Friday, November 6, 2015
Scientists develop model that predicts drug side effects in different patients
Senior Author Bernhard Palsson and his team at the University of San Diego published their work in the journal Cell Systems. Some people will experience side effects from drugs while others do not. This model looks to find a way to predict the drug's side effects before the public is exposed to it. The model is based on the fact that different people have different variations of the same gene. These variations determine how one metabolize a particular drug. The model will use the genotype of an individuals along with information about their individual metabolism to stimulate how a particular type of cell would react to a certain drug.
Professor Palsson explains that the team chose to model red blood cells because of the simplicity of them. They created "whole-cell kinetic models" of red blood cells for each of 24 healthy individuals based on their personal data. The kinetic model takes into account the rates of reactions and changing levels of the products of the reactions. The team found after looking at metabolites, that "personalized kinetic rate constants rather than metabolite levels, better represent the genotype."The team is using this model to identify specific regions of the red blood cells that are responsible for ribavirin-induced anemia which occurs in 8-10% of patients. The team also believes they may be able to determine how the patient's reaction changes over time. For the future, the team looks to build their model for much larger groups. They concluded their model is leading towards one day precisely treating a patient based on their genetic makeup.
I found this article very interesting because I am looking to become a physician's assistant. I have shadowed physician's assistants before and one major concern of theirs is side effects of drugs. Some data bases in hospitals have the feature of determining if drugs will give side effects if used together but if they were also able to determine if a person would get side effects from just that drug itself then medicine will be revolutionized. Prescribing medicine will become a lot easier and physicians will have less problems to deal with.
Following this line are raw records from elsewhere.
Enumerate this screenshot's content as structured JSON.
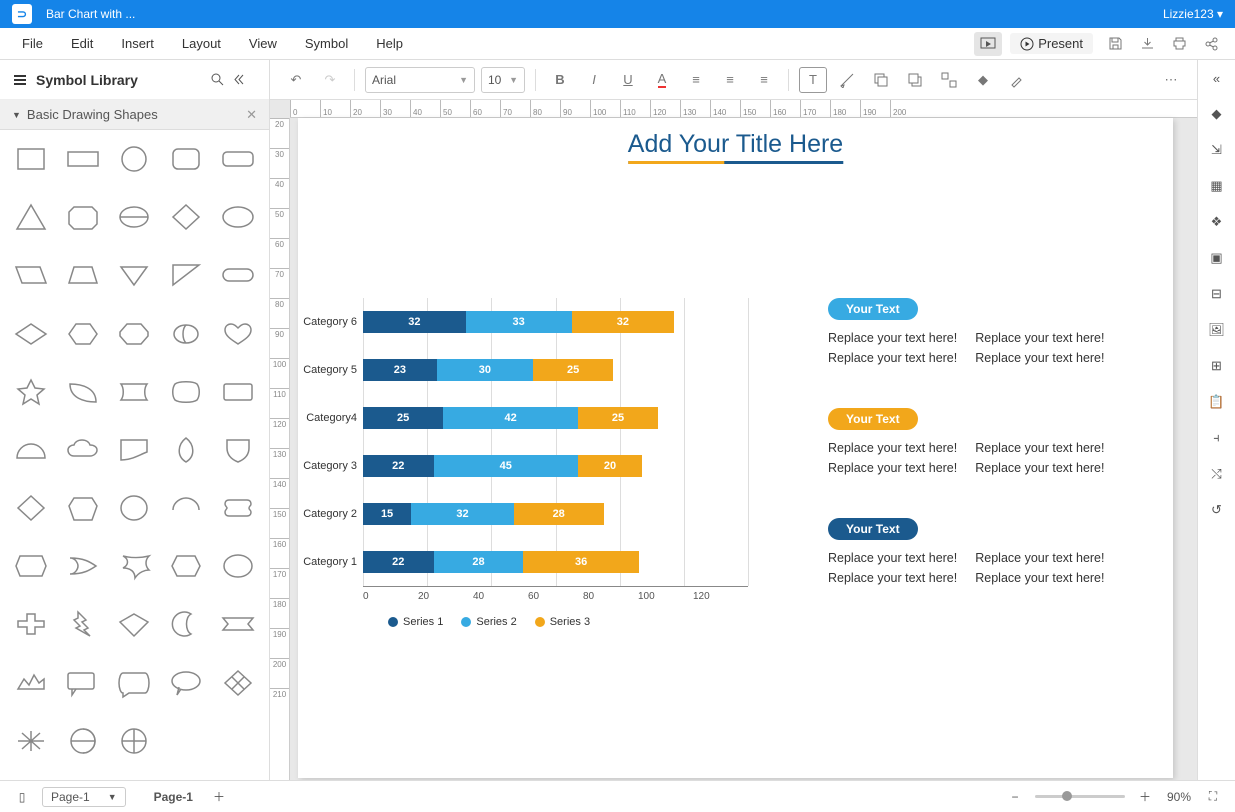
{
  "app": {
    "title": "Bar Chart with ...",
    "user": "Lizzie123"
  },
  "menubar": {
    "items": [
      "File",
      "Edit",
      "Insert",
      "Layout",
      "View",
      "Symbol",
      "Help"
    ],
    "present": "Present"
  },
  "toolbar": {
    "font": "Arial",
    "fontsize": "10"
  },
  "sidebar": {
    "title": "Symbol Library",
    "category": "Basic Drawing Shapes"
  },
  "page": {
    "title": "Add Your Title Here"
  },
  "textblocks": [
    {
      "pill": "Your Text",
      "color": "#37aae2",
      "c1": [
        "Replace your text here!",
        "Replace your text here!"
      ],
      "c2": [
        "Replace your text here!",
        "Replace your text here!"
      ]
    },
    {
      "pill": "Your Text",
      "color": "#f2a71b",
      "c1": [
        "Replace your text here!",
        "Replace your text here!"
      ],
      "c2": [
        "Replace your text here!",
        "Replace your text here!"
      ]
    },
    {
      "pill": "Your Text",
      "color": "#1b5a8e",
      "c1": [
        "Replace your text here!",
        "Replace your text here!"
      ],
      "c2": [
        "Replace your text here!",
        "Replace your text here!"
      ]
    }
  ],
  "status": {
    "page_active": "Page-1",
    "page_select": "Page-1",
    "zoom": "90%"
  },
  "chart_data": {
    "type": "bar",
    "orientation": "horizontal-stacked",
    "categories": [
      "Category 6",
      "Category 5",
      "Category4",
      "Category 3",
      "Category 2",
      "Category 1"
    ],
    "series": [
      {
        "name": "Series 1",
        "color": "#1b5a8e",
        "values": [
          32,
          23,
          25,
          22,
          15,
          22
        ]
      },
      {
        "name": "Series 2",
        "color": "#37aae2",
        "values": [
          33,
          30,
          42,
          45,
          32,
          28
        ]
      },
      {
        "name": "Series 3",
        "color": "#f2a71b",
        "values": [
          32,
          25,
          25,
          20,
          28,
          36
        ]
      }
    ],
    "xlim": [
      0,
      120
    ],
    "xticks": [
      0,
      20,
      40,
      60,
      80,
      100,
      120
    ],
    "legend": [
      "Series 1",
      "Series 2",
      "Series 3"
    ]
  }
}
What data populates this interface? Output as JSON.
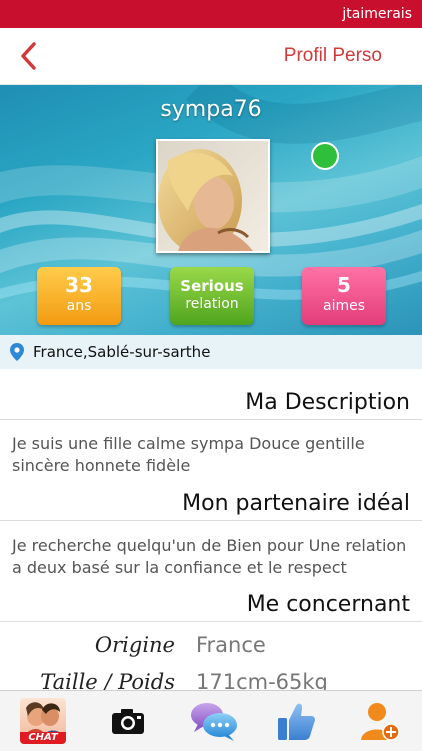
{
  "status_bar": {
    "app_name": "jtaimerais"
  },
  "nav": {
    "title": "Profil Perso",
    "back_icon": "chevron-left-icon",
    "accent": "#d03a3a"
  },
  "profile": {
    "username": "sympa76",
    "online": true,
    "stats": [
      {
        "value": "33",
        "label": "ans",
        "color": "#f5a623"
      },
      {
        "value": "Serious",
        "label": "relation",
        "color": "#6cbf2e"
      },
      {
        "value": "5",
        "label": "aimes",
        "color": "#ef4f8b"
      }
    ],
    "location": "France,Sablé-sur-sarthe"
  },
  "sections": {
    "description": {
      "title": "Ma Description",
      "text": "Je suis une fille calme sympa Douce gentille sincère honnete fidèle"
    },
    "ideal_partner": {
      "title": "Mon partenaire idéal",
      "text": "Je recherche quelqu'un de Bien pour Une relation a deux basé sur la confiance et le respect"
    },
    "about_me": {
      "title": "Me concernant",
      "rows": [
        {
          "label": "Origine",
          "value": "France"
        },
        {
          "label": "Taille / Poids",
          "value": "171cm-65kg"
        }
      ]
    }
  },
  "tab_bar": {
    "chat_label": "CHAT",
    "tabs": [
      "chat-icon",
      "camera-icon",
      "messages-icon",
      "like-icon",
      "add-user-icon"
    ]
  }
}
Another article pertaining to the same topic: http://www.geneticseducation.nhs.uk/genomics-in-health/predict-drug-effects